Buffy the Vampire Slayer #26

6th July 2009 | by | 2 Comments

buffy 26Although the slayer’s adventures currently lack quite the high profile of this week’s ‘event’ book, there are distinct parallels between Buffy’s eighth season and the ongoing Death of Captain America epic. Both see a focused lead writer with a strong cast of characters experimenting with a much more long-form mode of storytelling than is usually found in mainstream comics. While there’s no shortage of quality is either case, both seem to be in danger of being undone by their most novel aspect, with the structuring of the epic letting the side down somewhat.

Joss Whedon’s instalments of this series tend to favour slightly opaque titles, but the first part of Jane Espenson’s ‘Retreat’ does exactly what it says on the tin. The splintered white hat survivors of previous story arcs pool their resources, only for Buffy and co to be confronted by yet another massed body of Twilight’s demonic forces. Another rearguard action is called for, but the slayers are rapidly running out of places to turn…

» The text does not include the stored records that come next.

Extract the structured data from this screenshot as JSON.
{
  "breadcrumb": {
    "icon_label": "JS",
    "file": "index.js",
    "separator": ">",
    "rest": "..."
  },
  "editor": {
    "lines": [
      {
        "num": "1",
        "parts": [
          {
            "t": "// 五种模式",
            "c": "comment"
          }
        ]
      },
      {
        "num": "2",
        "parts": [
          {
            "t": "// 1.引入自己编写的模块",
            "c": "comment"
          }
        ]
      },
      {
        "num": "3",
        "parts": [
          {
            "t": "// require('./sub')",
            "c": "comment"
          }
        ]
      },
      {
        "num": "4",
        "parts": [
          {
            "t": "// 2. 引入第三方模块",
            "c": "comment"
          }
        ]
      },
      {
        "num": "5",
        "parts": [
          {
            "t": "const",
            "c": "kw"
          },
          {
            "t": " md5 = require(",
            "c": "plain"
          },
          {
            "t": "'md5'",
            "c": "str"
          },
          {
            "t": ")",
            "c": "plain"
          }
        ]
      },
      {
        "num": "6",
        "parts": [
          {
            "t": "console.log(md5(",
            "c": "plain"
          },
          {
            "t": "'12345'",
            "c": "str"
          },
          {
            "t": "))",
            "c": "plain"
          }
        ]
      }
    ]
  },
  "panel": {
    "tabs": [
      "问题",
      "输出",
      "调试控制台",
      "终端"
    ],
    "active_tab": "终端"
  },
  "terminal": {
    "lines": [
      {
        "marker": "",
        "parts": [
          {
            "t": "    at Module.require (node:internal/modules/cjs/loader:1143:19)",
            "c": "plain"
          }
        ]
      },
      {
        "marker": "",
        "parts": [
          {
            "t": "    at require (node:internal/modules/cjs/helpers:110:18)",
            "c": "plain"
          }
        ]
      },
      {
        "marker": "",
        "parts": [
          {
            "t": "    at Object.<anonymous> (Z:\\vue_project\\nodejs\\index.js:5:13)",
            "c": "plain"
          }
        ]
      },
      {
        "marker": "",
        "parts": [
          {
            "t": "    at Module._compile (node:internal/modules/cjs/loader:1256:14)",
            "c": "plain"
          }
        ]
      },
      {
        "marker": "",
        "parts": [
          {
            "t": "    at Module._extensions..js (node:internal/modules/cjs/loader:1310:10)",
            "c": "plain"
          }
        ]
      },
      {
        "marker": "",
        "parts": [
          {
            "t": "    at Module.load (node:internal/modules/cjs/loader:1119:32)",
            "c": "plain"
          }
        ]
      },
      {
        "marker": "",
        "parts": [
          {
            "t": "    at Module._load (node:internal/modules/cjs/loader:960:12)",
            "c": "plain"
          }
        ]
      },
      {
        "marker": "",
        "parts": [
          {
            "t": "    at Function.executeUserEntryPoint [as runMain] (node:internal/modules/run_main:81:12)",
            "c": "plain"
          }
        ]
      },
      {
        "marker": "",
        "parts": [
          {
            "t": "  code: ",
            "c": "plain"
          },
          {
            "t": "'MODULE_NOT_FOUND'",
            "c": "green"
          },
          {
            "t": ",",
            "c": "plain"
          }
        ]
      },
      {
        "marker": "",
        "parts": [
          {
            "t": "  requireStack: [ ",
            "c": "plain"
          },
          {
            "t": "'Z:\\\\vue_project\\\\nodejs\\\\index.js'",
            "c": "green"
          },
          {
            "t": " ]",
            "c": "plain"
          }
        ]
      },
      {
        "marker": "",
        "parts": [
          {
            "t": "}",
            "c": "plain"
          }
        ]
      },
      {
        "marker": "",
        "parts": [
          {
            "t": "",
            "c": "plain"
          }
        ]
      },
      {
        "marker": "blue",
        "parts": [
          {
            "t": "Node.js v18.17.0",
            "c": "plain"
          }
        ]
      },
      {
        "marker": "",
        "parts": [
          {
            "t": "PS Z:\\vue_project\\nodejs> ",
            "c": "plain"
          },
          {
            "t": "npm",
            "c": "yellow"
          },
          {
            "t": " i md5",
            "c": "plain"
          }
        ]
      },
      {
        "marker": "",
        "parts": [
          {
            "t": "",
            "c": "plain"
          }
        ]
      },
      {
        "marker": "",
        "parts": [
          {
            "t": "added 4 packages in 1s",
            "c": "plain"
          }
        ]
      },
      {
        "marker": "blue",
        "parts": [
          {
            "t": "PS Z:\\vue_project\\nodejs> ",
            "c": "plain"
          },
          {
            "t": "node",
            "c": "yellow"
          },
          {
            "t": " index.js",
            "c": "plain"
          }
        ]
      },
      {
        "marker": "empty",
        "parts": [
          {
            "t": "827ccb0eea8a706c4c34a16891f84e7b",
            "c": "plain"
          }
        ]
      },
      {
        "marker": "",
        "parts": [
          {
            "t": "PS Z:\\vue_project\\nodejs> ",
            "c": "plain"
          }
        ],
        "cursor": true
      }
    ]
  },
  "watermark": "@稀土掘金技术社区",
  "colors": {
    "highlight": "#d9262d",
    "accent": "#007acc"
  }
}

Espenson proves that the superb work she did in ‘Harmony Bites’ was no fluke, managing to strike a good balance between characterisation and plot. Given the number of favourite figures at work here, the latter is sensible kept to the bare minimum, with moments such as Buffy filling in Giles on the ongoing backstory and Warren leading the offensive on the Italian squad placed centre stage. Regular artist Georges Jeanty has never really lived up to the “horror” billing that Dark Horse give the book at event opportunity, but this issue plays to his strength, with plenty of massed crowd scenes and the opportunity to draw most of the regular cast.

The difficulty is that this issue has already had its bolt shot by a previous arc, with the offensive on Buffy’s new HQ a near re-run of the attack which forced the slayers out of their Scottish castle. This duplication was probably intended to underline the depletion of the heroines’ resources, but the events are a little too close together to avoid the feeling that the reader is being asked to pay for the same tale twice. It’s hard to begrudge the book’s willingness to vary its approach, but the set of five stand-alone tales that preceded ‘Retreat’ is starting to look like something of a cop-out, progressing elements which should have been included in the more normal stories. The book is still a compelling read, but is starting to look like a prototype for Season Nine…